The report finds that 90% of companies on the S&P Global 100 Index cite extreme weather and climate change as a current or future business risk and 62% indicate that they are presently experiencing the impacts of climate change or expect to in the next decade. Companies appear to be most concerned about the direct impacts of extreme weather on property, production and supplies, and indirect impacts on operational costs (e.g. higher prices for commodities or insurance). However, only a few have used climate-specific tools to assess their risks comprehensively. On the other hand, 75% of companies also say that they foresee new opportunities from a changing climate, such as drought-resistant crops.
Recommendations include creating a clearinghouse for reliable, up-to-date data and analytical tools, investing in public infrastructure and resilience, considering resilience needs in regulation, and setting up voluntary public-private partnerships to improve planning.

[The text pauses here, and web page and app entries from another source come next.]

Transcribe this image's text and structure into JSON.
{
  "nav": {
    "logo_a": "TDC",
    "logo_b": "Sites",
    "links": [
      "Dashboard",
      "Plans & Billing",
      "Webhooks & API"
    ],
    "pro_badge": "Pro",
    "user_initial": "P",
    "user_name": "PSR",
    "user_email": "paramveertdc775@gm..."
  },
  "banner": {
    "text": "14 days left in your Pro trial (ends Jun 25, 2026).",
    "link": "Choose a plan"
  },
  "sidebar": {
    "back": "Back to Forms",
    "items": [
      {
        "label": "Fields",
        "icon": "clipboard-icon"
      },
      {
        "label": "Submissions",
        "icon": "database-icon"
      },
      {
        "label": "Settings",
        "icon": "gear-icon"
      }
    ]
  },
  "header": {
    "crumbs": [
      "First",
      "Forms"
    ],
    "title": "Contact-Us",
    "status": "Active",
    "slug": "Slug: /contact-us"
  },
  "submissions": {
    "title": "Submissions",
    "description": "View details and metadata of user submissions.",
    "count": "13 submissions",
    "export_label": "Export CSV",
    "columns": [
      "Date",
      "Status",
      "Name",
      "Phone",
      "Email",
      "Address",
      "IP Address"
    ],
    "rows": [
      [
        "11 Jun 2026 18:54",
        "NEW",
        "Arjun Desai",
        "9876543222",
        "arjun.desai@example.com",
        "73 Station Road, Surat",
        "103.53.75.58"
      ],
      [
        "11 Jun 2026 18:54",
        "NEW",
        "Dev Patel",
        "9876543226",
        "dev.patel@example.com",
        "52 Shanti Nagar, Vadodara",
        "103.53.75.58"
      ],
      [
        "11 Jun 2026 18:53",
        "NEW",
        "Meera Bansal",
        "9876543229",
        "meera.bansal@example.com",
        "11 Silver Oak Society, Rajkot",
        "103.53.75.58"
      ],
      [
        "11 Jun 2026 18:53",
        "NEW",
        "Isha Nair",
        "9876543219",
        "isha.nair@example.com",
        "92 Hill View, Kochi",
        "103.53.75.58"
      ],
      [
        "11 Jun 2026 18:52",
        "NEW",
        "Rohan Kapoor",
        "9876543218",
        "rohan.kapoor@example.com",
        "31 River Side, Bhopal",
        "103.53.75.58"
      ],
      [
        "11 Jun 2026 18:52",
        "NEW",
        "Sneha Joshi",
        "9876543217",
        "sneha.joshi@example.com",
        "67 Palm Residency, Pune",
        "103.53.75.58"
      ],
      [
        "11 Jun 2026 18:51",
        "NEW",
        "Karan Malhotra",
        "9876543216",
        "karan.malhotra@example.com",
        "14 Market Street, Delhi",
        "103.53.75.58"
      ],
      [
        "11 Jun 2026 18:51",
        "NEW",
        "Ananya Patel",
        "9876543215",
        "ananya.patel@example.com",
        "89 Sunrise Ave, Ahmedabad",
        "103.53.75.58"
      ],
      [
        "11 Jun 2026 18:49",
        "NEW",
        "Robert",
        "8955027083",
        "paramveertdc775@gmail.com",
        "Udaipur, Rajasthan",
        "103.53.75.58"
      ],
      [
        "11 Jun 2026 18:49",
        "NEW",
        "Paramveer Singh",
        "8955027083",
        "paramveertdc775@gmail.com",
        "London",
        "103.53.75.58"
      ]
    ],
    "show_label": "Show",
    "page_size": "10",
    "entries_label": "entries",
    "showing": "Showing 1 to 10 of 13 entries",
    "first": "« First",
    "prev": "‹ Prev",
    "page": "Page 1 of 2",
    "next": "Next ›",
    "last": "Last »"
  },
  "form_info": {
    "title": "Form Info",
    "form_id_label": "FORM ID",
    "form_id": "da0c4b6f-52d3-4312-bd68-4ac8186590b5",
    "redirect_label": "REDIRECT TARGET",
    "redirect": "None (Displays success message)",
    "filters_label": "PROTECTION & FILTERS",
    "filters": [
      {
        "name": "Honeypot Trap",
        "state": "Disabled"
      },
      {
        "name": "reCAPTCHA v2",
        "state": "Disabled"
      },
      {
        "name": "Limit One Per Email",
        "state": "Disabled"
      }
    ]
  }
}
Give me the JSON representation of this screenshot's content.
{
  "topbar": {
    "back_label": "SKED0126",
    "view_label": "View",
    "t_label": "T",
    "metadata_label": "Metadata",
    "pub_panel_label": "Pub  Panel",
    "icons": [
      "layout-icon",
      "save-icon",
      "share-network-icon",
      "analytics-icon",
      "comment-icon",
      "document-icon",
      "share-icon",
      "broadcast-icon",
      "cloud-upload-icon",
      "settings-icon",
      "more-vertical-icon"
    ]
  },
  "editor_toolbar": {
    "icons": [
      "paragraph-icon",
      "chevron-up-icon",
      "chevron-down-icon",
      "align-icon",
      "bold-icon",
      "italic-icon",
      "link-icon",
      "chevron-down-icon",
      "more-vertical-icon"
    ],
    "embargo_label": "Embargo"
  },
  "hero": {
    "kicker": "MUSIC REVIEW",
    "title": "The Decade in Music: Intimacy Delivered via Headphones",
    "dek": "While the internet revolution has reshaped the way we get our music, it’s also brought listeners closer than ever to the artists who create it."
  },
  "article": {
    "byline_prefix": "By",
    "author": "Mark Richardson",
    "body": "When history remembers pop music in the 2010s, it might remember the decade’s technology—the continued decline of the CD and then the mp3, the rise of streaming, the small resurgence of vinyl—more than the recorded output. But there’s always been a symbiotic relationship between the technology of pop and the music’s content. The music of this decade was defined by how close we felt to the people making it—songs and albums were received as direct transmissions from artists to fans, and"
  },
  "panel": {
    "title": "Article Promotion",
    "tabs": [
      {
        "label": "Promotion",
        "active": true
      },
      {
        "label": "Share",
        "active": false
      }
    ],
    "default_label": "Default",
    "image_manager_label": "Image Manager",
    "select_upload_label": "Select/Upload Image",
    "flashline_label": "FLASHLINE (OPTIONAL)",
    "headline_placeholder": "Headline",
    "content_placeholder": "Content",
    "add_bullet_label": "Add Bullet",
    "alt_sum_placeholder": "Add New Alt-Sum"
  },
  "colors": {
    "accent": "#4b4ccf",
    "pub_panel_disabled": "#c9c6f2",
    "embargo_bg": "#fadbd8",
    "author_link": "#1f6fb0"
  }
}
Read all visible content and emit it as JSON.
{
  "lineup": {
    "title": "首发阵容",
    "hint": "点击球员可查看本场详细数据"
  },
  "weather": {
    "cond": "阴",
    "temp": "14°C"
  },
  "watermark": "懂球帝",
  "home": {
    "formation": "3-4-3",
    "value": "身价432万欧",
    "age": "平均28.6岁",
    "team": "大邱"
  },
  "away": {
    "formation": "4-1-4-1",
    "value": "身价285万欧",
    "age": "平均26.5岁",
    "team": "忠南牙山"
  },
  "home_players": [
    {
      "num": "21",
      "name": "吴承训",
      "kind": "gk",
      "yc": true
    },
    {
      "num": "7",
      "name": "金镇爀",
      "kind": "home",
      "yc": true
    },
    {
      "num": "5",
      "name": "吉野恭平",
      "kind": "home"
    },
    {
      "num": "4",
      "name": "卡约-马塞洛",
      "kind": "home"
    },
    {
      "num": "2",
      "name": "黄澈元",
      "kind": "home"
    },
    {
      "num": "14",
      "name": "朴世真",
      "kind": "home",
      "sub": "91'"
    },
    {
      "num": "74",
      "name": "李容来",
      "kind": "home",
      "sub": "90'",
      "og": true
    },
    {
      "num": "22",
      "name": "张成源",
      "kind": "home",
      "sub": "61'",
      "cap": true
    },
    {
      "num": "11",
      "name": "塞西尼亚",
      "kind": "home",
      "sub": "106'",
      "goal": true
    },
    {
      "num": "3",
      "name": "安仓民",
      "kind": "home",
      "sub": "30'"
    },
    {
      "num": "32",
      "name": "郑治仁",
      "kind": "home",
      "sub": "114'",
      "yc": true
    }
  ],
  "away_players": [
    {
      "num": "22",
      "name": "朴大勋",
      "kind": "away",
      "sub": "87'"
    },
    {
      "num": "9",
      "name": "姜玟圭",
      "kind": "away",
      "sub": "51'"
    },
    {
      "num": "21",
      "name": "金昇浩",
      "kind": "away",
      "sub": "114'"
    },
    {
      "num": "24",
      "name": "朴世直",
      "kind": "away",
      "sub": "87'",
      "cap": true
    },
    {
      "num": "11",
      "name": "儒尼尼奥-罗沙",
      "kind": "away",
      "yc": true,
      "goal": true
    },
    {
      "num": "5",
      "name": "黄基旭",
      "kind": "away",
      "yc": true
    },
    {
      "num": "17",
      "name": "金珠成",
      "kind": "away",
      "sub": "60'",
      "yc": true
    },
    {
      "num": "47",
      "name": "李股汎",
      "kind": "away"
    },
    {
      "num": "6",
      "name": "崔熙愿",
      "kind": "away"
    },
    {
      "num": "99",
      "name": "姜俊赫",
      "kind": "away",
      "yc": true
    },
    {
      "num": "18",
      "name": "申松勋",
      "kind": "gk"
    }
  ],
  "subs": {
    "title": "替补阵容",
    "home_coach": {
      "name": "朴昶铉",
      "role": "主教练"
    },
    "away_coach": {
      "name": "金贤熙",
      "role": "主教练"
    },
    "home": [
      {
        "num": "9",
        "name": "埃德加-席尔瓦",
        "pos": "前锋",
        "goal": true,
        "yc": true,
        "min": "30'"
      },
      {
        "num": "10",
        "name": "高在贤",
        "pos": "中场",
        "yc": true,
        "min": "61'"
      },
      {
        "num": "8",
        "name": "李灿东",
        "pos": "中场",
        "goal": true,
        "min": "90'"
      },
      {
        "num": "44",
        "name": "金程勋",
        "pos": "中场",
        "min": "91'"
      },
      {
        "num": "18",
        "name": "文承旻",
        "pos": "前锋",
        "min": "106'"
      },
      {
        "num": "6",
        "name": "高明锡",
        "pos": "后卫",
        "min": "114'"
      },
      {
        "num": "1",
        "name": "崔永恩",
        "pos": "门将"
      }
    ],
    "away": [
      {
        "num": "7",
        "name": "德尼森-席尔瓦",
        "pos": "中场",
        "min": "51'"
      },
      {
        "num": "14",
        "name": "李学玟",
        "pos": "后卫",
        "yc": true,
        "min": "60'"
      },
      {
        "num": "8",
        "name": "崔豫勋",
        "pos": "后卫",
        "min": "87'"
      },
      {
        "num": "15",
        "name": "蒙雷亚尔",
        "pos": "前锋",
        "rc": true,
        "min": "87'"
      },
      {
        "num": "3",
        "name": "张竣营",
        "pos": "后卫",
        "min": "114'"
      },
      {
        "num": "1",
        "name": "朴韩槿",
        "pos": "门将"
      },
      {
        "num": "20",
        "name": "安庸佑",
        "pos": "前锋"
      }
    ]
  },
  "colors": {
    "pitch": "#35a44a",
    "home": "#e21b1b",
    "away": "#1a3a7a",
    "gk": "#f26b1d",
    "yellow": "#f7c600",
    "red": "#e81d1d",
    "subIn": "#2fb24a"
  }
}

Does this mean companies will be taking a more proactive role in climate policy? The Harvard Business Review believes so. In a recent blog post about the Climate Declaration (from Business for Innovative Climate & Energy Policy, a project of Ceres), which states that “tackling climate change is one of America’s greatest opportunities of the 21st century,” they write that this fresh attempt at encouraging companies to lobby for climate action is gaining steam, especially after President Obama’s climate speech in June. They suggest that many corporate leaders see climate change as a risk today and that it makes strategic sense to engage in the discussion now. Leading companies realize that taking action on climate change will save money, improve efficiency, and drive innovation – keeping their country competitive in the global market.